Parenting Perspectives: Grandma a spoiling machine

“I’m hungry,” my grandson announced as he left the park playground – not an unusual announcement from this growing 6-year-old.

“What are you hungry for?” I asked.

“Something dessert,” he said.

I advised him that the best place for that was the shop next to his mother’s store but that it was closed on Sundays.

“There’s always Dairy Queen,” he replied, adding, however, that he really wasn’t interested (stumbling over that word) in ice cream.

“What are you interested in?” I asked.

Doughnuts, he replied, taking the opportunity to lament the closure of Krispy Kreme, his favorite.

So, after some discussion, we’re off to the nearest grocery store, where we buy two glazed doughnuts – and a package of pop-flavored Jelly Bellies.

As I make the trip, I think to myself, “Would I have done this for my daughter at that age?” Probably not.

Earlier in the day I had forked over $10 at the Minn-Kota cat show for three cat lapel pins that my grandson wanted. The wisdom of this purchase was later questioned by the boy’s mother, a not-very subtle reminder of our “need, not want” spending vow.

I did get a return on that investment though. His older brother bought one of the pins – for $1 and six Oreos – and presented it to me as a Mother’s Day gift.

I appreciated the thought but felt bad that I had broken up the set. And I later wondered about the elder grandson’s “ownership” of the cookies that allowed for their use as a medium of exchange.

The day before I had taken both boys to the Toppers car show, where I let them pick out several toy cars. My older grandson did use some of his own money for the purchase.

But even I have to admit this expense wasn’t necessary. These boys have more miniature cars between the two of them than Carter has little pills. (And if you recognize that product, you’re dating yourself.)

I can hold to the spending vow when it concerns me. Well, most of the time. But, it is not so easy to say no to “my boys.”

I even spoil my “granddog.” I bought him a treat jar with his name on it for Christmas. If only Cosmo could read.
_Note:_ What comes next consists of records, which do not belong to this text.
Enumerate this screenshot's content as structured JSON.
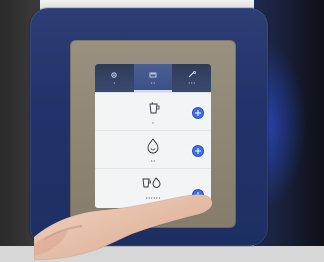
{
  "screen": {
    "tabs": [
      {
        "label": "•",
        "icon": "settings-icon"
      },
      {
        "label": "• •",
        "icon": "program-icon"
      },
      {
        "label": "• • •",
        "icon": "tools-icon"
      }
    ],
    "list": [
      {
        "label": "•",
        "icon": "cup-icon"
      },
      {
        "label": "• •",
        "icon": "drop-icon"
      },
      {
        "label": "• • • • • •",
        "icon": "double-icon"
      }
    ]
  },
  "colors": {
    "panel_blue": "#2c3e74",
    "bezel_gold": "#9a907f",
    "accent_blue": "#3b6ee8",
    "tabbar": "#394a71"
  }
}
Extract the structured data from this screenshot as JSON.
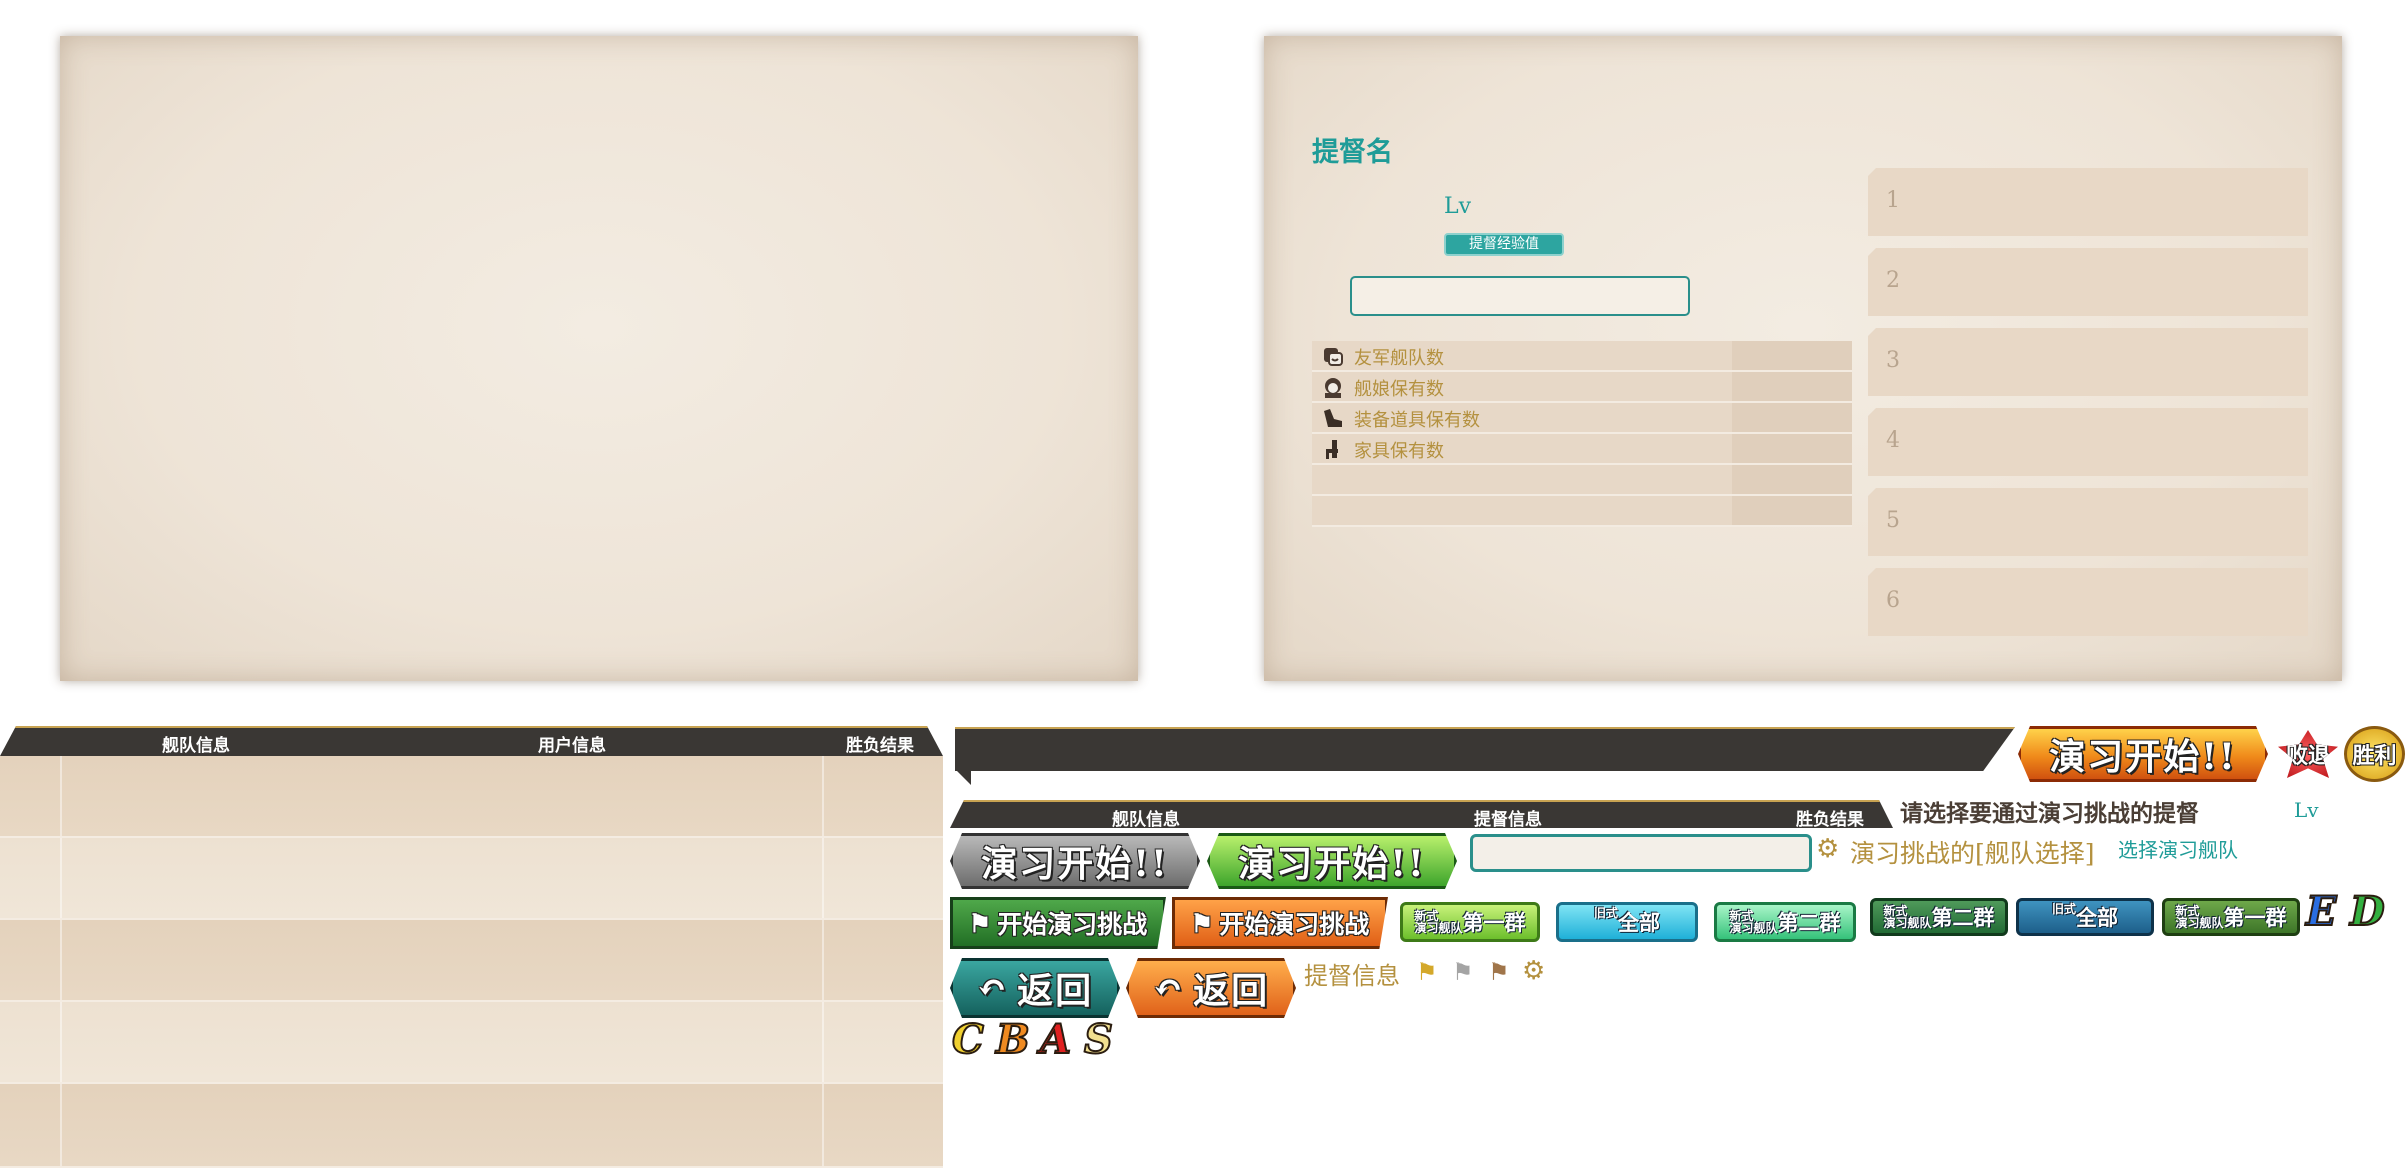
{
  "profile": {
    "admiral_name": "提督名",
    "lv_label": "Lv",
    "exp_label": "提督经验值",
    "stats": [
      {
        "icon": "friend-fleet-icon",
        "label": "友军舰队数"
      },
      {
        "icon": "shipgirl-icon",
        "label": "舰娘保有数"
      },
      {
        "icon": "equipment-icon",
        "label": "装备道具保有数"
      },
      {
        "icon": "furniture-icon",
        "label": "家具保有数"
      },
      {
        "icon": "",
        "label": ""
      },
      {
        "icon": "",
        "label": ""
      }
    ],
    "slots": [
      "1",
      "2",
      "3",
      "4",
      "5",
      "6"
    ]
  },
  "list_header": {
    "fleet": "舰队信息",
    "user": "用户信息",
    "result": "胜负结果"
  },
  "list_header_small": {
    "fleet": "舰队信息",
    "admiral": "提督信息",
    "result": "胜负结果"
  },
  "buttons": {
    "start_exercise": "演习开始!!",
    "defeat": "败退",
    "victory": "胜利",
    "start_challenge": "开始演习挑战",
    "back": "返回",
    "fleet_new_first_small": "新式",
    "fleet_new_first_sub": "演习舰队",
    "fleet_first": "第一群",
    "fleet_second": "第二群",
    "fleet_old_small": "旧式",
    "fleet_all": "全部"
  },
  "texts": {
    "select_prompt": "请选择要通过演习挑战的提督",
    "lv": "Lv",
    "fleet_select": "演习挑战的[舰队选择]",
    "select_fleet_link": "选择演习舰队",
    "admiral_info": "提督信息"
  },
  "ranks": [
    "C",
    "B",
    "A",
    "S"
  ],
  "stages": [
    "E",
    "D"
  ],
  "colors": {
    "teal": "#1f9c98",
    "gold": "#b4913f",
    "header": "#3a3734",
    "paper": "#efe6da"
  }
}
As the saying goes: Grandma’s my name; spoiling’s my game.


Kathy Tofflemire is a copy editor at The Forum. Readers can reach her at (701) 241-5514 or ktofflemire@forumcom.com